Yoyogi Park is an oasis of green, today in the very centre of Tokyo. On a Sunday afternoon you'll find it heaving with families on picnics, rollerbladers enjoying the inner circle, dads teaching their kids to ride a bicycle and rock'n'roll bands practicing for their future fame and glory. You can even find rocker-billies, straight faced, strutting their stuff around an antiquated music machine. It's an enjoyable place to go but watch out for the frisbees and errant kite-fliers.
It wasn't always that way; the park of today being the result of post 1964 Olympics redevelopment. Originally open ground on the periphery of the growing city, by the early 1900s it had been developed into a military parade ground large enough to see Japan's first powered flight take off in 1910. After the war it was appropriated by the American forces and developed into a vast gated housing complex for US personnel covering some ten hectares known as Washington Heights.

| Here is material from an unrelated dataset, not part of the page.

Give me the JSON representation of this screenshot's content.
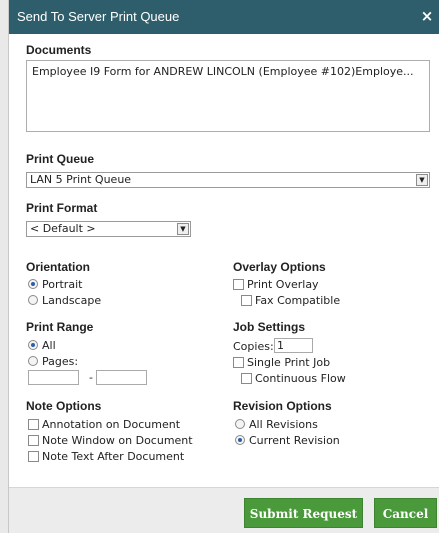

Entrepreneurial young Japanese took the opportunity to open pizza parlours by the gates though by the early 1960s the houses were becoming the Olympic Village and construction began on the National Gym and the NHK Broadcasting Centre. The late 1960's saw the eventual closure and clearance of Washington Heights and the redevelopment into today's open grasslands and shady pathways. But not before the foundation there of Japan's first boyband, going by the name of Johnnys; and so was laid the origins of the likes of musical juggernauts SMAP and AKB48. Not a bad history for a piece of old scrubland at the edges of a city.